Exercise instructions: Copy all lines below exactly as written. Leave pictures out.

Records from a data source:
----
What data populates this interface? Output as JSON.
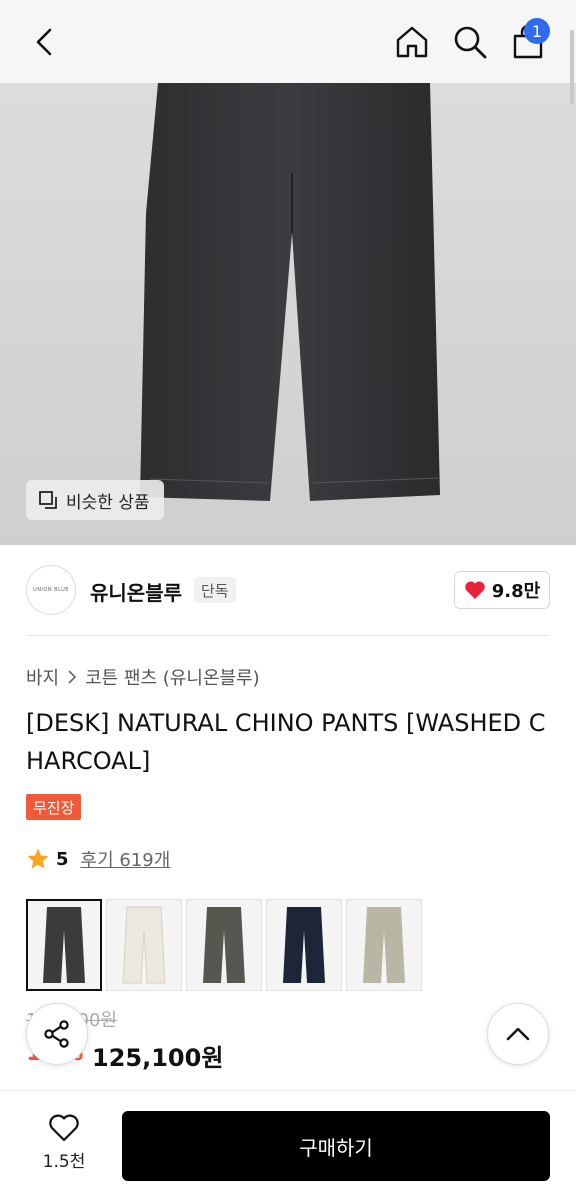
{
  "header": {
    "back_icon": "chevron-left-icon",
    "home_icon": "home-icon",
    "search_icon": "search-icon",
    "bag_icon": "shopping-bag-icon",
    "bag_count": "1"
  },
  "hero": {
    "similar_label": "비슷한 상품",
    "similar_icon": "similar-products-icon"
  },
  "brand": {
    "logo_text": "UNION BLUE",
    "name": "유니온블루",
    "exclusive_label": "단독",
    "likes": "9.8만",
    "like_color": "#e8223a"
  },
  "breadcrumb": {
    "items": [
      "바지",
      "코튼 팬츠 (유니온블루)"
    ]
  },
  "product": {
    "title": "[DESK] NATURAL CHINO PANTS [WASHED CHARCOAL]",
    "tag": "무진장",
    "tag_color": "#f05a3a",
    "rating": "5",
    "reviews": "후기 619개"
  },
  "swatches": [
    {
      "name": "charcoal",
      "color": "#3a3b3d",
      "selected": true
    },
    {
      "name": "ivory",
      "color": "#ece8dd",
      "selected": false
    },
    {
      "name": "olive",
      "color": "#54584f",
      "selected": false
    },
    {
      "name": "navy",
      "color": "#1c2638",
      "selected": false
    },
    {
      "name": "beige",
      "color": "#b9b6a6",
      "selected": false
    }
  ],
  "price": {
    "original": "139,000원",
    "discount": "10%",
    "final": "125,100원"
  },
  "bottom": {
    "wish_count": "1.5천",
    "buy_label": "구매하기"
  }
}
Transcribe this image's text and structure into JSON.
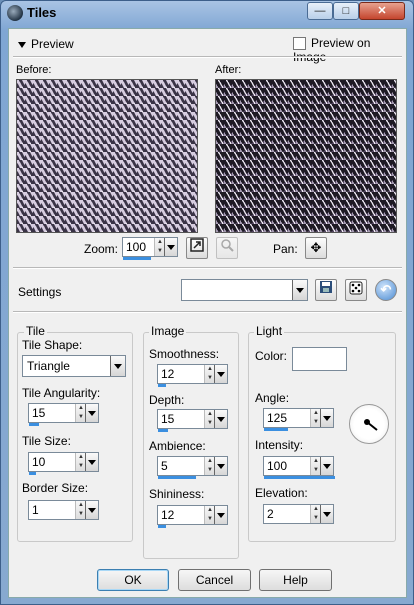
{
  "window": {
    "title": "Tiles"
  },
  "preview": {
    "toggle_label": "Preview",
    "preview_on_image_label": "Preview on Image",
    "before_label": "Before:",
    "after_label": "After:",
    "zoom_label": "Zoom:",
    "zoom_value": "100",
    "pan_label": "Pan:"
  },
  "settings": {
    "label": "Settings",
    "preset_value": ""
  },
  "tile": {
    "group_label": "Tile",
    "shape_label": "Tile Shape:",
    "shape_value": "Triangle",
    "angularity_label": "Tile Angularity:",
    "angularity_value": "15",
    "size_label": "Tile Size:",
    "size_value": "10",
    "border_label": "Border Size:",
    "border_value": "1"
  },
  "image": {
    "group_label": "Image",
    "smoothness_label": "Smoothness:",
    "smoothness_value": "12",
    "depth_label": "Depth:",
    "depth_value": "15",
    "ambience_label": "Ambience:",
    "ambience_value": "5",
    "shininess_label": "Shininess:",
    "shininess_value": "12"
  },
  "light": {
    "group_label": "Light",
    "color_label": "Color:",
    "color_value": "#ffffff",
    "angle_label": "Angle:",
    "angle_value": "125",
    "intensity_label": "Intensity:",
    "intensity_value": "100",
    "elevation_label": "Elevation:",
    "elevation_value": "2"
  },
  "buttons": {
    "ok": "OK",
    "cancel": "Cancel",
    "help": "Help"
  }
}
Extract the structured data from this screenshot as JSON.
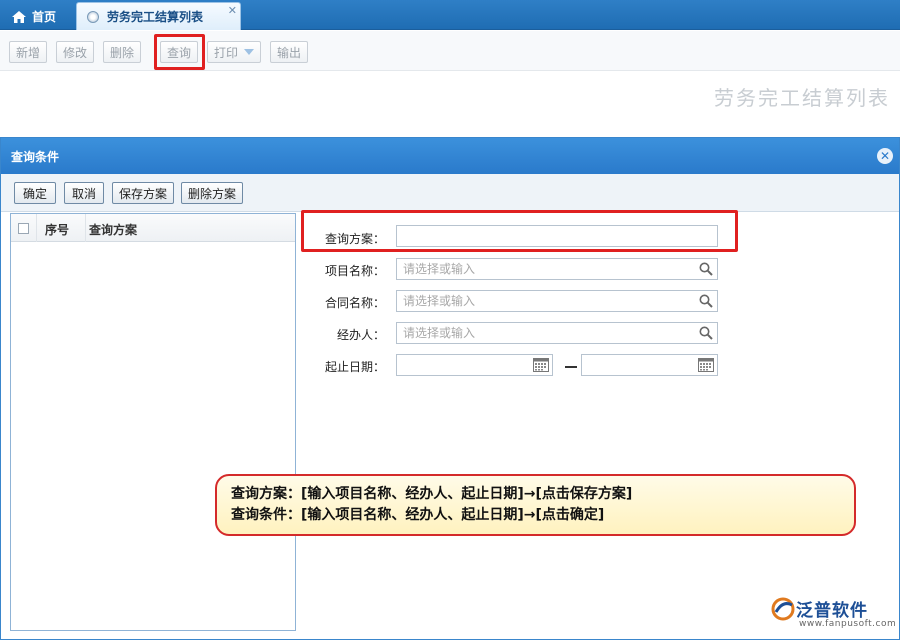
{
  "tabs": {
    "home_label": "首页",
    "active_label": "劳务完工结算列表",
    "close_glyph": "✕"
  },
  "toolbar": {
    "add_label": "新增",
    "edit_label": "修改",
    "delete_label": "删除",
    "query_label": "查询",
    "print_label": "打印",
    "export_label": "输出"
  },
  "page_title": "劳务完工结算列表",
  "dialog": {
    "title": "查询条件",
    "close_glyph": "✕",
    "buttons": {
      "ok": "确定",
      "cancel": "取消",
      "save_scheme": "保存方案",
      "delete_scheme": "删除方案"
    },
    "list": {
      "col_seq": "序号",
      "col_name": "查询方案"
    },
    "form": {
      "scheme_label": "查询方案：",
      "scheme_value": "",
      "project_label": "项目名称：",
      "project_placeholder": "请选择或输入",
      "contract_label": "合同名称：",
      "contract_placeholder": "请选择或输入",
      "handler_label": "经办人：",
      "handler_placeholder": "请选择或输入",
      "date_label": "起止日期：",
      "date_start": "",
      "date_end": ""
    }
  },
  "note": {
    "line1": "查询方案：[输入项目名称、经办人、起止日期]→[点击保存方案]",
    "line2": "查询条件：[输入项目名称、经办人、起止日期]→[点击确定]"
  },
  "brand": {
    "name": "泛普软件",
    "url": "www.fanpusoft.com"
  },
  "colors": {
    "accent": "#2a7acb",
    "highlight": "#e02020",
    "note_bg": "#fff2bf"
  }
}
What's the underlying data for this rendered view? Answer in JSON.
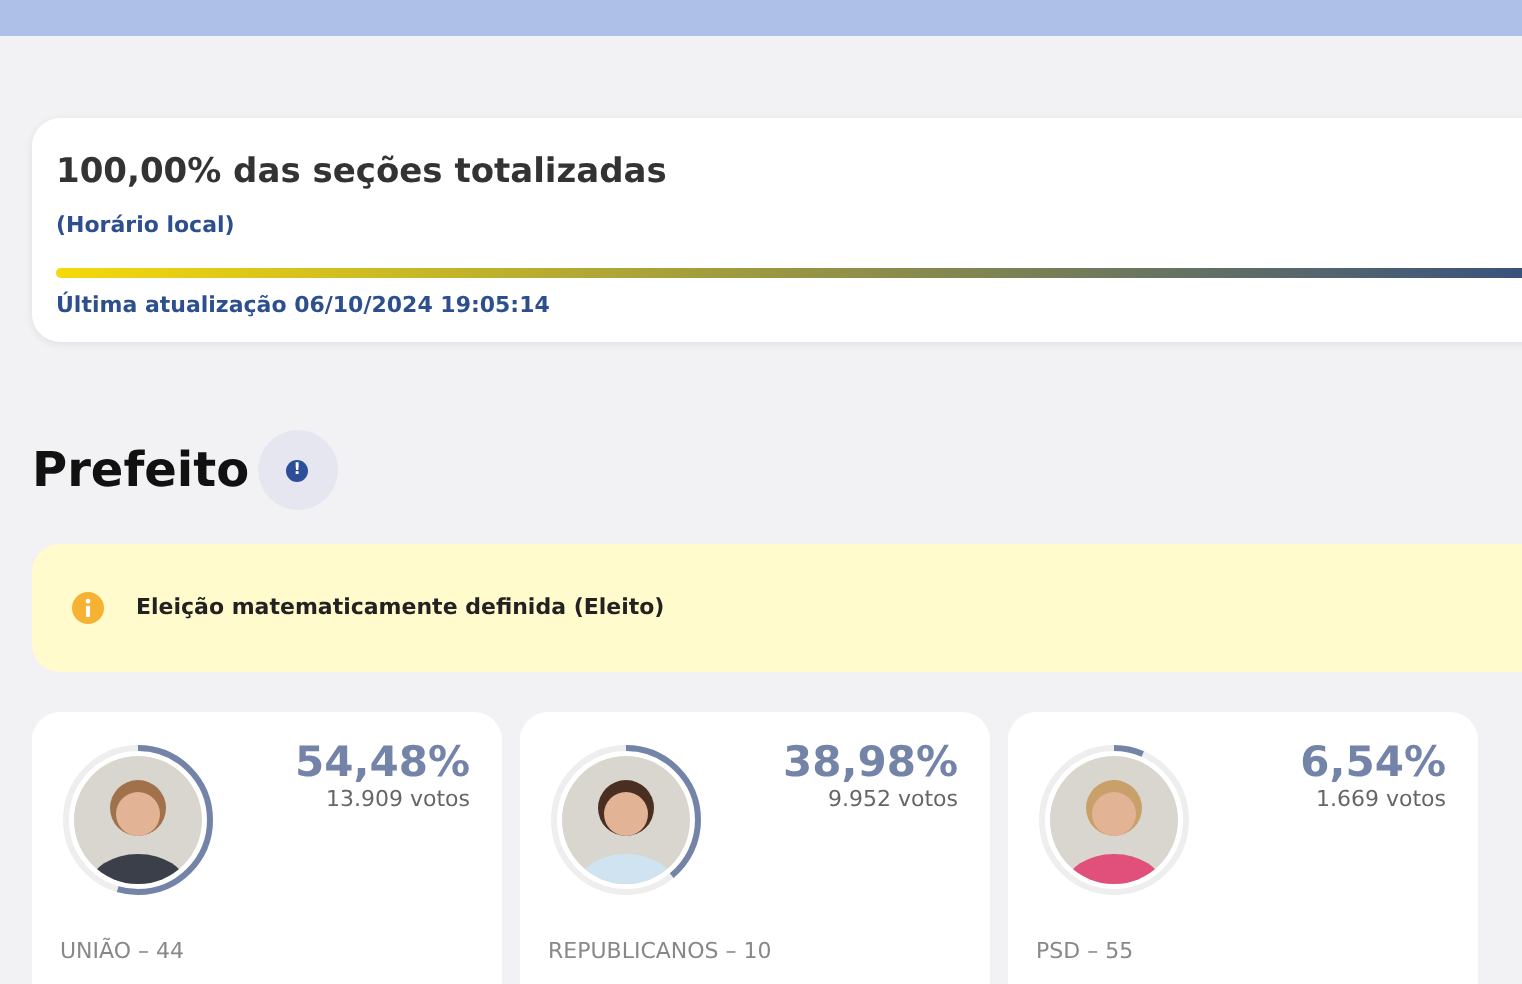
{
  "progress": {
    "title": "100,00% das seções totalizadas",
    "subtitle": "(Horário local)",
    "level": 1,
    "updated": "Última atualização 06/10/2024 19:05:14"
  },
  "section": {
    "title": "Prefeito",
    "info_icon": "!"
  },
  "alert": {
    "text": "Eleição matematicamente definida (Eleito)"
  },
  "candidates": [
    {
      "percent": "54,48%",
      "votes": "13.909 votos",
      "level": 0.5448,
      "party": "UNIÃO – 44"
    },
    {
      "percent": "38,98%",
      "votes": "9.952 votos",
      "level": 0.3898,
      "party": "REPUBLICANOS – 10"
    },
    {
      "percent": "6,54%",
      "votes": "1.669 votos",
      "level": 0.0654,
      "party": "PSD – 55"
    }
  ]
}
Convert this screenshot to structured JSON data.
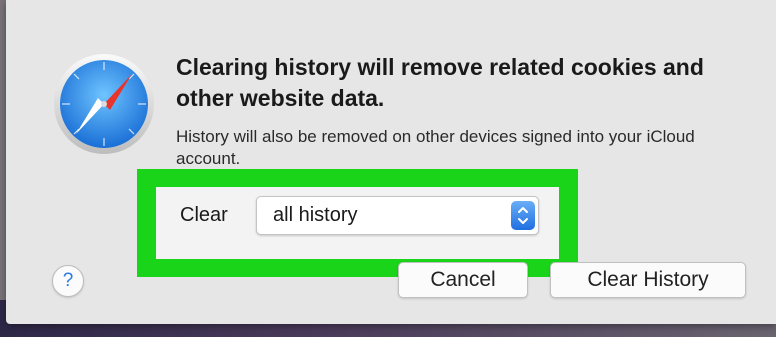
{
  "dialog": {
    "app_icon": "safari-compass-icon",
    "title": "Clearing history will remove related cookies and other website data.",
    "message": "History will also be removed on other devices signed into your iCloud account.",
    "clear_label": "Clear",
    "clear_select": {
      "value": "all history",
      "icon": "up-down-chevron-icon"
    },
    "help_label": "?",
    "buttons": {
      "cancel": "Cancel",
      "clear_history": "Clear History"
    },
    "highlight_color": "#1ad41a",
    "accent_color": "#2c7be5"
  }
}
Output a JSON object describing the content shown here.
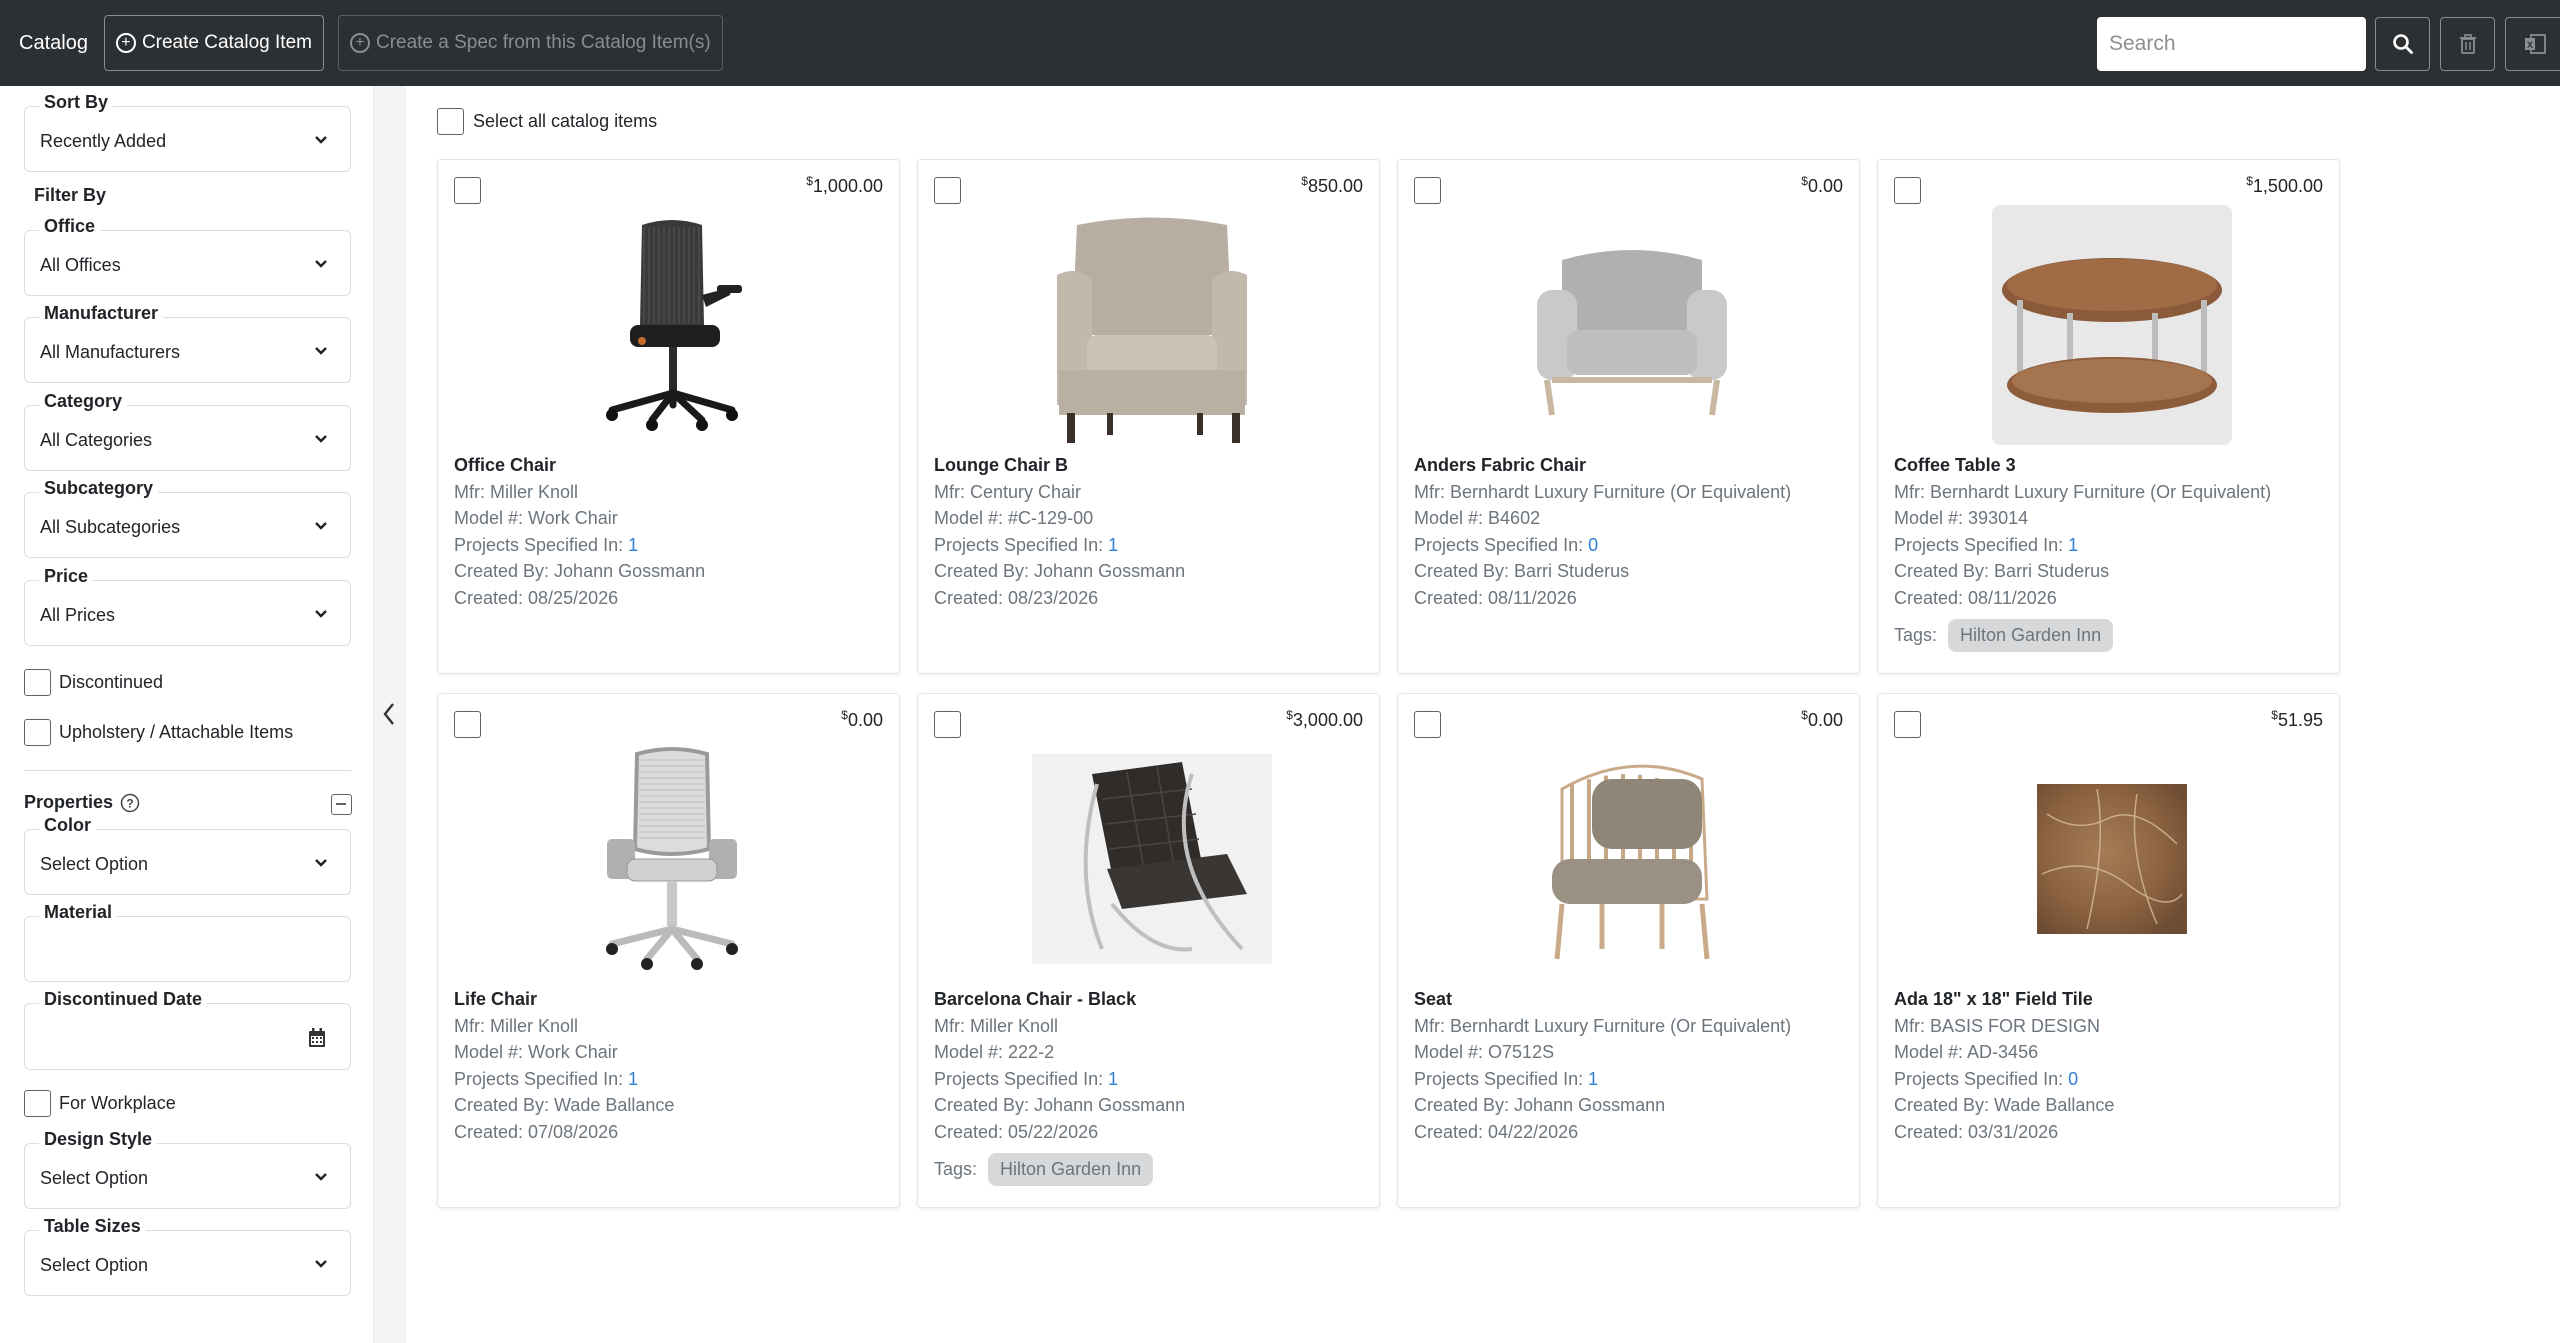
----
Reply to the exercise:
What data populates this interface? Output as JSON.
{
  "header": {
    "back_icon": "chevron-left-icon",
    "home_icon": "home-icon",
    "search_icon": "search-icon",
    "bag_icon": "shopping-bag-icon",
    "bag_count": "1"
  },
  "hero": {
    "similar_label": "비슷한 상품",
    "similar_icon": "similar-products-icon"
  },
  "brand": {
    "logo_text": "UNION BLUE",
    "name": "유니온블루",
    "exclusive_label": "단독",
    "likes": "9.8만",
    "like_color": "#e8223a"
  },
  "breadcrumb": {
    "items": [
      "바지",
      "코튼 팬츠 (유니온블루)"
    ]
  },
  "product": {
    "title": "[DESK] NATURAL CHINO PANTS [WASHED CHARCOAL]",
    "tag": "무진장",
    "tag_color": "#f05a3a",
    "rating": "5",
    "reviews": "후기 619개"
  },
  "swatches": [
    {
      "name": "charcoal",
      "color": "#3a3b3d",
      "selected": true
    },
    {
      "name": "ivory",
      "color": "#ece8dd",
      "selected": false
    },
    {
      "name": "olive",
      "color": "#54584f",
      "selected": false
    },
    {
      "name": "navy",
      "color": "#1c2638",
      "selected": false
    },
    {
      "name": "beige",
      "color": "#b9b6a6",
      "selected": false
    }
  ],
  "price": {
    "original": "139,000원",
    "discount": "10%",
    "final": "125,100원"
  },
  "bottom": {
    "wish_count": "1.5천",
    "buy_label": "구매하기"
  }
}
Transcribe this image's text and structure into JSON.
{
  "window": {
    "title": "Tiles"
  },
  "preview": {
    "toggle_label": "Preview",
    "preview_on_image_label": "Preview on Image",
    "before_label": "Before:",
    "after_label": "After:",
    "zoom_label": "Zoom:",
    "zoom_value": "100",
    "pan_label": "Pan:"
  },
  "settings": {
    "label": "Settings",
    "preset_value": ""
  },
  "tile": {
    "group_label": "Tile",
    "shape_label": "Tile Shape:",
    "shape_value": "Triangle",
    "angularity_label": "Tile Angularity:",
    "angularity_value": "15",
    "size_label": "Tile Size:",
    "size_value": "10",
    "border_label": "Border Size:",
    "border_value": "1"
  },
  "image": {
    "group_label": "Image",
    "smoothness_label": "Smoothness:",
    "smoothness_value": "12",
    "depth_label": "Depth:",
    "depth_value": "15",
    "ambience_label": "Ambience:",
    "ambience_value": "5",
    "shininess_label": "Shininess:",
    "shininess_value": "12"
  },
  "light": {
    "group_label": "Light",
    "color_label": "Color:",
    "color_value": "#ffffff",
    "angle_label": "Angle:",
    "angle_value": "125",
    "intensity_label": "Intensity:",
    "intensity_value": "100",
    "elevation_label": "Elevation:",
    "elevation_value": "2"
  },
  "buttons": {
    "ok": "OK",
    "cancel": "Cancel",
    "help": "Help"
  }
}
Extract the structured data from this screenshot as JSON.
{
  "tabs": {
    "home_label": "首页",
    "active_label": "劳务完工结算列表",
    "close_glyph": "✕"
  },
  "toolbar": {
    "add_label": "新增",
    "edit_label": "修改",
    "delete_label": "删除",
    "query_label": "查询",
    "print_label": "打印",
    "export_label": "输出"
  },
  "page_title": "劳务完工结算列表",
  "dialog": {
    "title": "查询条件",
    "close_glyph": "✕",
    "buttons": {
      "ok": "确定",
      "cancel": "取消",
      "save_scheme": "保存方案",
      "delete_scheme": "删除方案"
    },
    "list": {
      "col_seq": "序号",
      "col_name": "查询方案"
    },
    "form": {
      "scheme_label": "查询方案：",
      "scheme_value": "",
      "project_label": "项目名称：",
      "project_placeholder": "请选择或输入",
      "contract_label": "合同名称：",
      "contract_placeholder": "请选择或输入",
      "handler_label": "经办人：",
      "handler_placeholder": "请选择或输入",
      "date_label": "起止日期：",
      "date_start": "",
      "date_end": ""
    }
  },
  "note": {
    "line1": "查询方案：[输入项目名称、经办人、起止日期]→[点击保存方案]",
    "line2": "查询条件：[输入项目名称、经办人、起止日期]→[点击确定]"
  },
  "brand": {
    "name": "泛普软件",
    "url": "www.fanpusoft.com"
  },
  "colors": {
    "accent": "#2a7acb",
    "highlight": "#e02020",
    "note_bg": "#fff2bf"
  }
}
What's the underlying data for this rendered view? Answer in JSON.
{
  "progress": {
    "title": "100,00% das seções totalizadas",
    "subtitle": "(Horário local)",
    "level": 1,
    "updated": "Última atualização 06/10/2024 19:05:14"
  },
  "section": {
    "title": "Prefeito",
    "info_icon": "!"
  },
  "alert": {
    "text": "Eleição matematicamente definida (Eleito)"
  },
  "candidates": [
    {
      "percent": "54,48%",
      "votes": "13.909 votos",
      "level": 0.5448,
      "party": "UNIÃO – 44"
    },
    {
      "percent": "38,98%",
      "votes": "9.952 votos",
      "level": 0.3898,
      "party": "REPUBLICANOS – 10"
    },
    {
      "percent": "6,54%",
      "votes": "1.669 votos",
      "level": 0.0654,
      "party": "PSD – 55"
    }
  ]
}
Convert this screenshot to structured JSON data.
{
  "dialog": {
    "app_icon": "safari-compass-icon",
    "title": "Clearing history will remove related cookies and other website data.",
    "message": "History will also be removed on other devices signed into your iCloud account.",
    "clear_label": "Clear",
    "clear_select": {
      "value": "all history",
      "icon": "up-down-chevron-icon"
    },
    "help_label": "?",
    "buttons": {
      "cancel": "Cancel",
      "clear_history": "Clear History"
    },
    "highlight_color": "#1ad41a",
    "accent_color": "#2c7be5"
  }
}
Output a JSON object describing the content shown here.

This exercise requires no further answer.